Would God condemn someone for all eternity whose last act is a sin? We should not presume to make a judgment about one’s eternal destiny. Passing final judgment is God’s prerogative, which He has delegated to Jesus Christ (John 5:22), not to us. Certainly, we can make a judgment that suicide is the wrong way to deal with one’s problems, but we should leave eternal judgment up to God.
Could God extend mercy, even to a believer who takes his or her life? After all, a believer certainly knows that suicide is wrong. Consider what the Psalms show about the character of God: “For as the heavens are high above the earth, so great is His mercy toward those who fear Him” (Psalm 103:11). The Bible even weighs mercy against judgment, concluding that “mercy triumphs over judgment” (James 2:13).
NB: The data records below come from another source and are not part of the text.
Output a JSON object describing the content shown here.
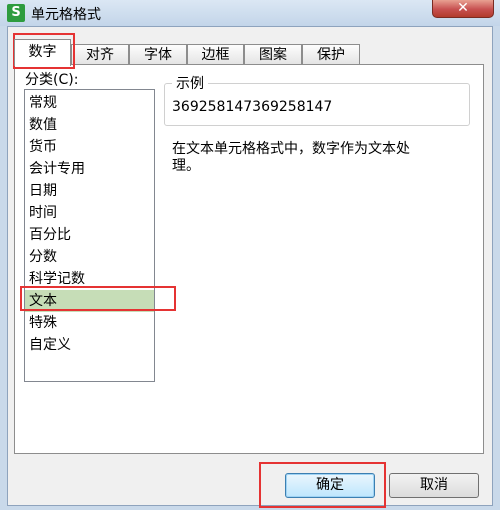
{
  "window": {
    "title": "单元格格式",
    "app_icon": "S",
    "close": "✕"
  },
  "tabs": [
    {
      "label": "数字",
      "active": true
    },
    {
      "label": "对齐",
      "active": false
    },
    {
      "label": "字体",
      "active": false
    },
    {
      "label": "边框",
      "active": false
    },
    {
      "label": "图案",
      "active": false
    },
    {
      "label": "保护",
      "active": false
    }
  ],
  "category": {
    "label": "分类(C):",
    "items": [
      "常规",
      "数值",
      "货币",
      "会计专用",
      "日期",
      "时间",
      "百分比",
      "分数",
      "科学记数",
      "文本",
      "特殊",
      "自定义"
    ],
    "selected": "文本"
  },
  "sample": {
    "legend": "示例",
    "value": "369258147369258147"
  },
  "description": "在文本单元格格式中，数字作为文本处理。",
  "buttons": {
    "ok": "确定",
    "cancel": "取消"
  },
  "colors": {
    "highlight_box": "#e53333",
    "selected_item": "#c6ddb7"
  }
}
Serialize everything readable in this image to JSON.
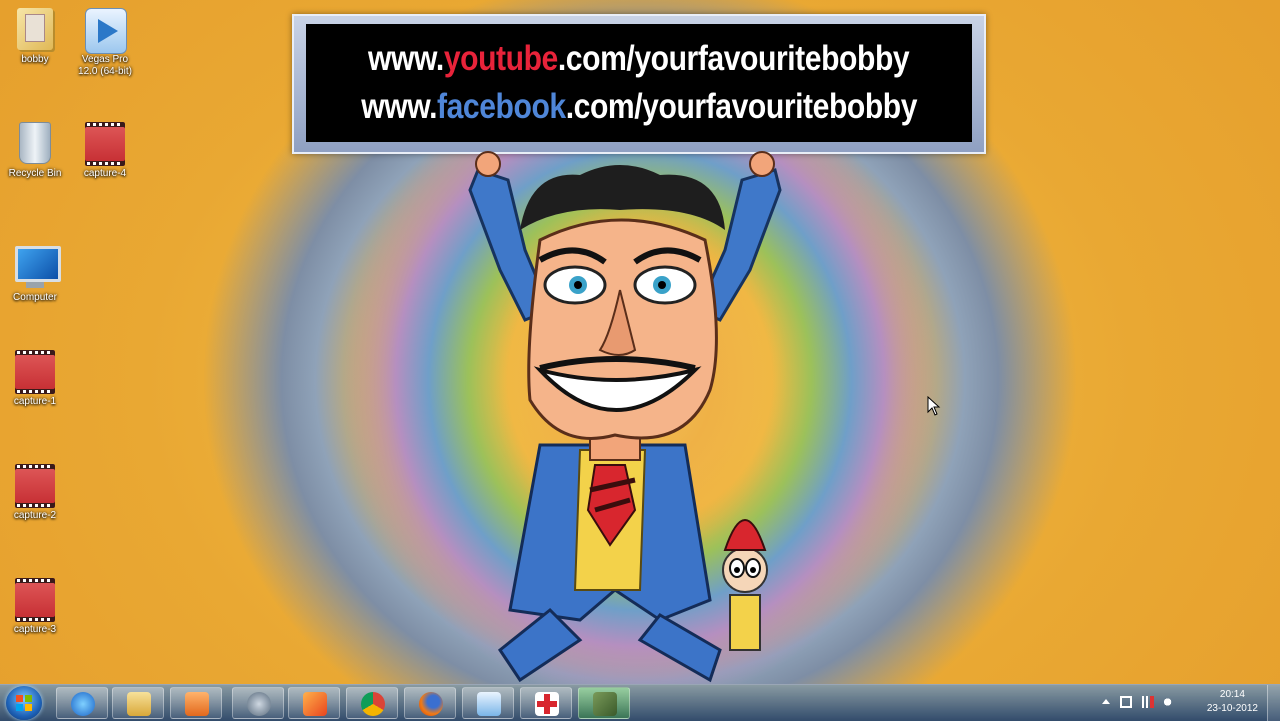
{
  "banner": {
    "line1": {
      "pre": "www.",
      "brand": "youtube",
      "post": ".com/yourfavouritebobby"
    },
    "line2": {
      "pre": "www.",
      "brand": "facebook",
      "post": ".com/yourfavouritebobby"
    }
  },
  "desktop_icons": [
    {
      "label": "bobby",
      "icon": "folder-icon"
    },
    {
      "label": "Vegas Pro 12.0 (64-bit)",
      "icon": "vegas-pro-icon"
    },
    {
      "label": "Recycle Bin",
      "icon": "recycle-bin-icon"
    },
    {
      "label": "capture-4",
      "icon": "video-file-icon"
    },
    {
      "label": "Computer",
      "icon": "computer-icon"
    },
    {
      "label": "capture-1",
      "icon": "video-file-icon"
    },
    {
      "label": "capture-2",
      "icon": "video-file-icon"
    },
    {
      "label": "capture-3",
      "icon": "video-file-icon"
    }
  ],
  "taskbar": {
    "pinned": [
      "internet-explorer-icon",
      "file-explorer-icon",
      "media-player-icon",
      "hp-icon",
      "office-icon",
      "chrome-icon",
      "firefox-icon",
      "vegas-pro-icon",
      "plus-app-icon",
      "app-icon"
    ],
    "clock": {
      "time": "20:14",
      "date": "23-10-2012"
    }
  },
  "colors": {
    "youtube_red": "#e8233a",
    "facebook_blue": "#4f86d8"
  }
}
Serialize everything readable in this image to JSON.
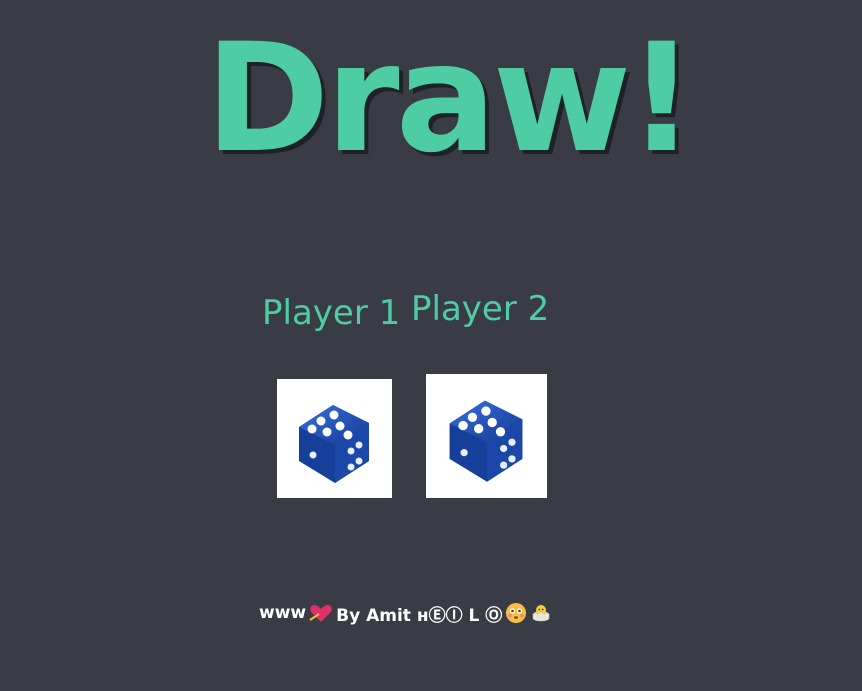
{
  "game": {
    "title": "Draw!",
    "players": [
      {
        "label": "Player 1",
        "dice_value": 6,
        "dice_color": "#1f4fb8"
      },
      {
        "label": "Player 2",
        "dice_value": 6,
        "dice_color": "#1f4fb8"
      }
    ]
  },
  "footer": {
    "prefix": "www",
    "credit": "By Amit ʜⒺⒾ L Ⓞ",
    "icons": [
      "arrow-heart-icon",
      "flushed-face-icon",
      "hatching-chick-icon"
    ]
  },
  "colors": {
    "background": "#393b45",
    "accent": "#4ecca3",
    "dice_face": "#ffffff"
  }
}
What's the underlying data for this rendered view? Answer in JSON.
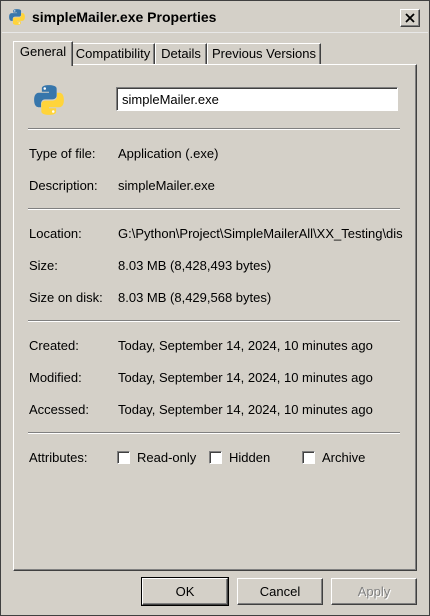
{
  "window": {
    "title": "simpleMailer.exe Properties"
  },
  "tabs": [
    "General",
    "Compatibility",
    "Details",
    "Previous Versions"
  ],
  "file": {
    "name": "simpleMailer.exe"
  },
  "fields": {
    "type_label": "Type of file:",
    "type_value": "Application (.exe)",
    "desc_label": "Description:",
    "desc_value": "simpleMailer.exe",
    "location_label": "Location:",
    "location_value": "G:\\Python\\Project\\SimpleMailerAll\\XX_Testing\\dis",
    "size_label": "Size:",
    "size_value": "8.03 MB (8,428,493 bytes)",
    "disk_label": "Size on disk:",
    "disk_value": "8.03 MB (8,429,568 bytes)",
    "created_label": "Created:",
    "created_value": "Today, September 14, 2024, 10 minutes ago",
    "modified_label": "Modified:",
    "modified_value": "Today, September 14, 2024, 10 minutes ago",
    "accessed_label": "Accessed:",
    "accessed_value": "Today, September 14, 2024, 10 minutes ago",
    "attributes_label": "Attributes:"
  },
  "attributes": [
    {
      "label": "Read-only",
      "checked": false
    },
    {
      "label": "Hidden",
      "checked": false
    },
    {
      "label": "Archive",
      "checked": false
    }
  ],
  "buttons": {
    "ok": "OK",
    "cancel": "Cancel",
    "apply": "Apply"
  },
  "icons": {
    "title": "python-icon",
    "file": "python-icon",
    "close": "close-icon"
  }
}
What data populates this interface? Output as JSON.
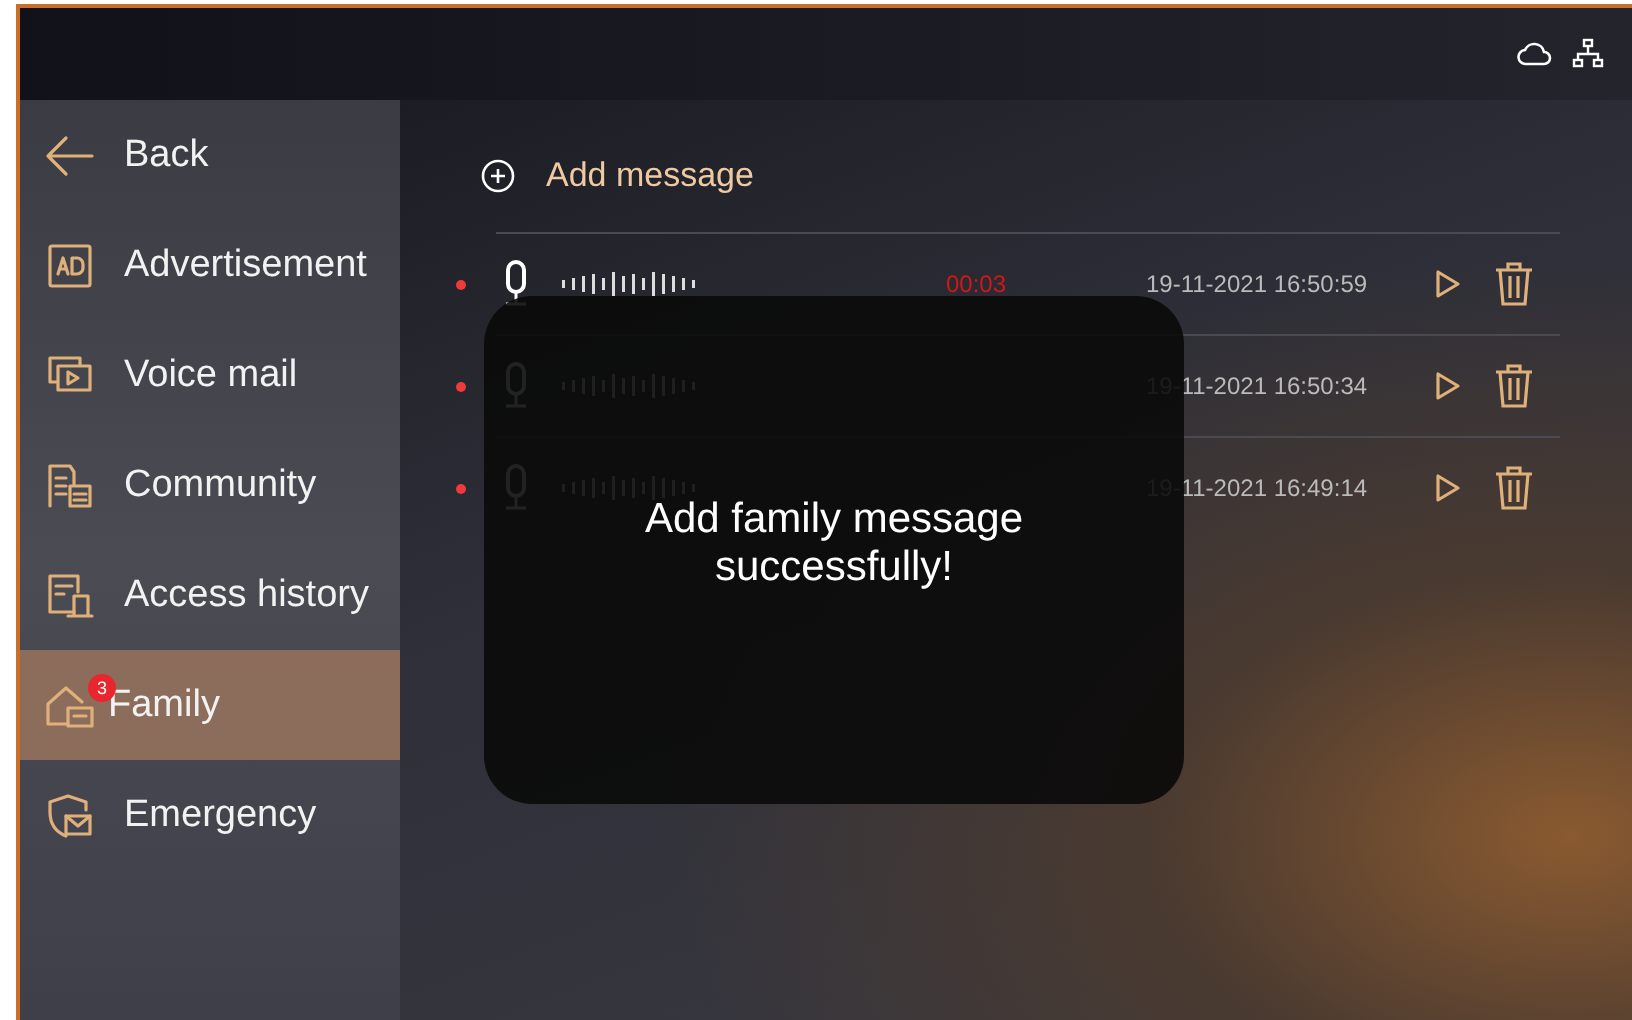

Thankfully, God judges each of us on our entire Christian life, rather than upon a single mistake.
What happens to nonbelievers?
Having considered the potential future for believers who die by suicide, what about nonbelievers who die in this manner? Is there any hope for them to be brought back to life again? Yes, there is.
The typical assumption that Bible-believing people make about the afterlife is that there are only two possible options: that one goes immediately to either heaven or hell upon death. In fact, the Bible nowhere teaches that heaven is the reward of the saved or that an ever-burning hell is the destiny of the condemned. The truth is that God has not finished working with most people who have lived and died. Being the epitome of fairness, He would in no way condemn someone who died without ever having understood God’s plan of salvation.
God does not condemn anyone without first teaching that person how he or she is expected to live, without giving that person the spiritual ability to understand, as well as the capacity to live up to His expectations. Even after converting someone, God continues to work with him or her, virtually coaching and encouraging anyone who has made mistakes (and everyone does) to turn from them and back to the right pathway.
God has not yet taken the opportunity to do that with most people who have ever lived.
So, He will bring them back to life (to physical existence), so that they might have their one and only chance at salvation. Allow us to repeat that point, so that there will be no misunderstanding. This is not a second chance at salvation, but rather the only chance for these people.